Posted April 23, 2013
Alan Wells, M.D., University of Pittsburgh, Pittsburgh, Pennsylvania
Linda Griffith, Ph.D., Massachusetts Institute of Technology, Cambridge, Massachusetts
Metastatic cells can escape the primary breast tumor and lie dormant in distant organs for years. The triggers for the "re-awakening" of these micrometastases are not well understood. The liver is a major site of metastatic spread for breast cancer. To understand which tumor cell behaviors contribute to metastasis and disease progression in the liver, Dr. Wells and Dr. Griffith developed a three-dimensional ex vivo organotypic tissue system with funding from a Fiscal Year 2003 (FY03) Idea Award. This bioreactor allowed liver cells to grow in a device outside the body, while preserving and recreating the behaviors of living tissue, thus allowing the process of seeding, dormancy, and emergence to be followed. With subsequent funding from a FY09 Idea Expansion Award, Dr. Wells and Dr. Griffith are using this model to gain an understanding of what triggers dormant breast cancer cells to emerge, ultimately building the foundation for the development of therapeutics or prevention strategies.

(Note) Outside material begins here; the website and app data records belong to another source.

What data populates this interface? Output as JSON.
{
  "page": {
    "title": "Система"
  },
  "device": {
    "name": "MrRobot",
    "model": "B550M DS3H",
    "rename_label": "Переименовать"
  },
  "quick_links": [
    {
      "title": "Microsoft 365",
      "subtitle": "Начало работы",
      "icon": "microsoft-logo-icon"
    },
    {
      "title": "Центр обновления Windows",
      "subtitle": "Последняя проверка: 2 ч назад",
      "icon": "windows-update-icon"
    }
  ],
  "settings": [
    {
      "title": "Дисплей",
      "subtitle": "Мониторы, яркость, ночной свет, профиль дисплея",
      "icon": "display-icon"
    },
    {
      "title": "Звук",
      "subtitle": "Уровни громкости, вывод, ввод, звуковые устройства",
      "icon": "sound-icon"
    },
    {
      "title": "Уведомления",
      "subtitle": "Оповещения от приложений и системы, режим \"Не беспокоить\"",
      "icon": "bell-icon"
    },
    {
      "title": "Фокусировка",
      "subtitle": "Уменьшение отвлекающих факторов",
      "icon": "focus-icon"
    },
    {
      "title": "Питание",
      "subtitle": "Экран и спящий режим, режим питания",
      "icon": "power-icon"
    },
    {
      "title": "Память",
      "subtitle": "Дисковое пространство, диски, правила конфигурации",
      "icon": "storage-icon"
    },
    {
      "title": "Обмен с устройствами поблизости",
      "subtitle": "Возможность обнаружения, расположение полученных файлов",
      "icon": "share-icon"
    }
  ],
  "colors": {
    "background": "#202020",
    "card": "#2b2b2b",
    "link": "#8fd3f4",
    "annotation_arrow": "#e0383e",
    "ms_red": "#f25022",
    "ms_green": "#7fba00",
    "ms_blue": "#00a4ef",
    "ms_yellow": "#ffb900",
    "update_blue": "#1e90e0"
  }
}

The bioreactor system was successful in creating a soft gel scaffold format of desirable biological properties to seed tumor cells. The demonstrated maintenance of liver tissue function in these structures enabled the study of the microenvironment surrounding dormant micrometastasis. Dr. Wells and Dr. Griffith discovered that tumor cells produce inflammatory cytokines that cause normal liver cells to break their cell-cell attachments and enable tumor cells to intercalate between normal cells and reside. When the environment surrounding the dormant cells is induced, for example, via liver parenchymal stress, growth factors capable of relieving the resident tumor cells from suppression are produced. Moreover, as these tumor cells escape dormancy and proliferate, their oxygen uptake increases. To advance the development of the bioreactor, Dr. Wells and Dr. Griffith were able to optimize an approach for measuring oxygen, serving as a highly informative means of assessing tumor cell proliferation.

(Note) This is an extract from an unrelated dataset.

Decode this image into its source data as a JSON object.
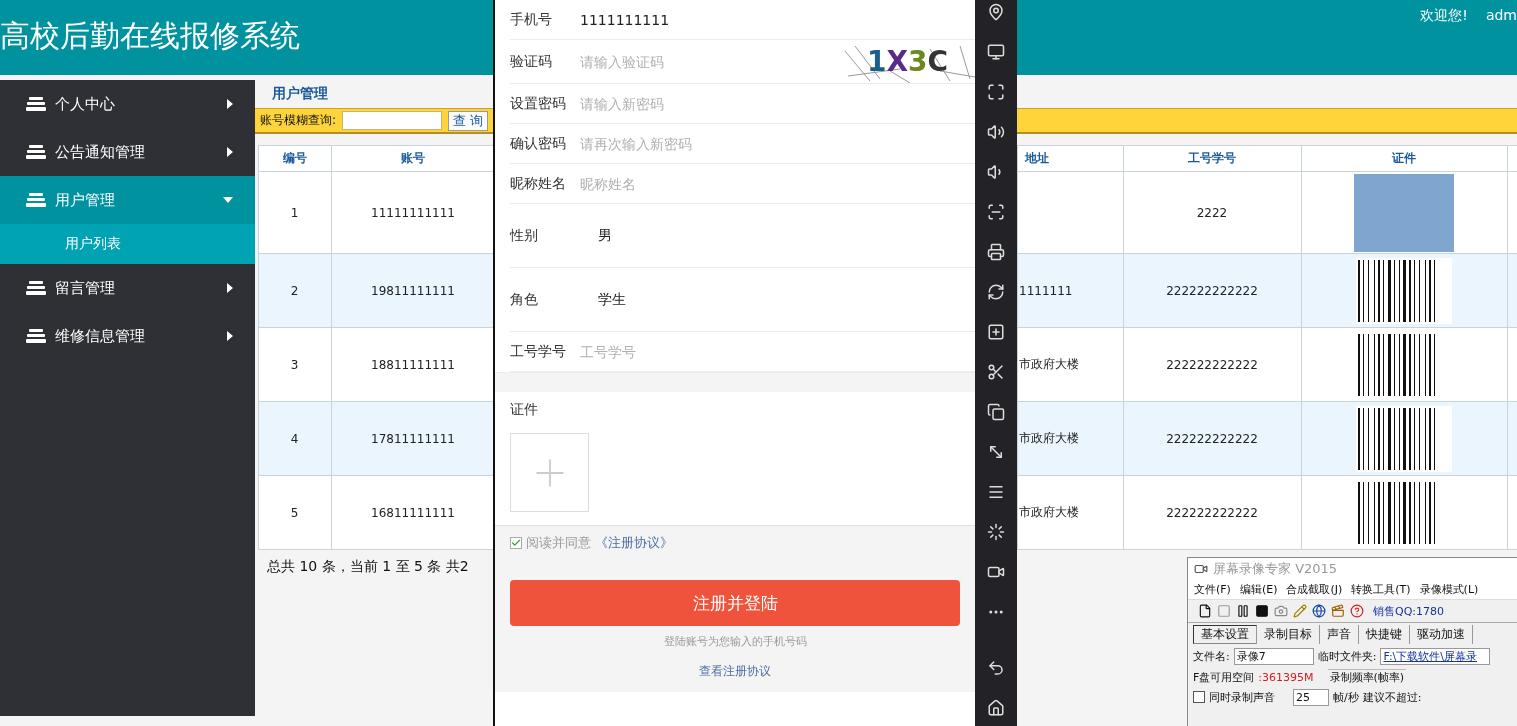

The development of the bioreactor, armed with enhanced controls and oxygen measurements, represents a unique and relevant model of micrometastatic dormancy and emergence ex vivo. The advances from this project set the stage for a National Institutes of Health-funded project involving groups from Draper Laboratories and a commercial entity, Zyoxel, committed to developing the bioreactor for widespread usage. This new project is one of 17 Tissue Chip Project Awards awarded by the National Institutes of Health National Center for Advancing Translational Sciences. The proposed work focuses on further understanding the complexity of the tumor microenvironment in cancer metastasis and developing the next-generation all-human liver bioreactor, allowing for greater advances in breast cancer drug and therapy development.